Answer with a single number stating how many lines of the entries below include the string "ALEXANDRA".

Top of The data

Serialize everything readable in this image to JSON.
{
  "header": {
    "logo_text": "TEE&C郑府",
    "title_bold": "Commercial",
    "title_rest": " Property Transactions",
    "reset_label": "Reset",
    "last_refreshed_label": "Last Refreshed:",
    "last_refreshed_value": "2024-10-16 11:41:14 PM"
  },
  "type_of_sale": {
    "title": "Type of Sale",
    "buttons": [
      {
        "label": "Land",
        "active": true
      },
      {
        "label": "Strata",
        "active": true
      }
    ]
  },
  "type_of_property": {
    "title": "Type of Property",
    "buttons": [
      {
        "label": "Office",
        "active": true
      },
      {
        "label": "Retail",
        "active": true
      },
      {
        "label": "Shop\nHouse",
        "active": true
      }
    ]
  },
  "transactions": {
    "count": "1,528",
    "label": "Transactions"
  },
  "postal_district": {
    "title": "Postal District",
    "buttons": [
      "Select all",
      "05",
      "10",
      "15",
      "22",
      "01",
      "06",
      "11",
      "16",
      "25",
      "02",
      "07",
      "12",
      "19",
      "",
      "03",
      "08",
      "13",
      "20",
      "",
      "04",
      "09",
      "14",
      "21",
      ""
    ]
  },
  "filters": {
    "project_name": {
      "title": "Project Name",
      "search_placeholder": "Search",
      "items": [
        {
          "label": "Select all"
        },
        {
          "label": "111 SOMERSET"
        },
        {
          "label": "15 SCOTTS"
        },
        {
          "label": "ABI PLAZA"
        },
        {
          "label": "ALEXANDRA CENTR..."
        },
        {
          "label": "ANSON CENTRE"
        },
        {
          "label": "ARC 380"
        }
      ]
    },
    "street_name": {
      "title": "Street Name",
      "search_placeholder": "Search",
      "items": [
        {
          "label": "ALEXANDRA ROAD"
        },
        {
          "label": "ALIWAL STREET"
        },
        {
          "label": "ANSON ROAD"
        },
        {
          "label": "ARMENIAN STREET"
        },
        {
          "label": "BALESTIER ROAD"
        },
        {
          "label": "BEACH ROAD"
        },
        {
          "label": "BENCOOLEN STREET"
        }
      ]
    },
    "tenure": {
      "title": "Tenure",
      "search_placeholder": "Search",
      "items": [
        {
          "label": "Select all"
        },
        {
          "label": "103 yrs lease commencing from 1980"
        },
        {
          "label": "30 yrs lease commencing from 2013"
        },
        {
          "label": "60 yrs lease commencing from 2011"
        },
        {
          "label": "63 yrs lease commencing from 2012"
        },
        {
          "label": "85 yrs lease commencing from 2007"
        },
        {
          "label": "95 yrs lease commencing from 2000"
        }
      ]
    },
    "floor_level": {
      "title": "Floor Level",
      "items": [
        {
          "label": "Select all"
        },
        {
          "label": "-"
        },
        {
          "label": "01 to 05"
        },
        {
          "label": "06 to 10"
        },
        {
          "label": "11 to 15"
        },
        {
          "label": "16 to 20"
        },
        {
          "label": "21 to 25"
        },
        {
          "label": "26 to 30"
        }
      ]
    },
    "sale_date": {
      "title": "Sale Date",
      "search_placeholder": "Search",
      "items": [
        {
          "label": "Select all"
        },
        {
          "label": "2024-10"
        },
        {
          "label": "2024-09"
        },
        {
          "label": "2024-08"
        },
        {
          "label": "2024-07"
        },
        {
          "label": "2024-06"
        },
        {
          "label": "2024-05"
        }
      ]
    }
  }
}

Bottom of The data

# [Reply to the task]
2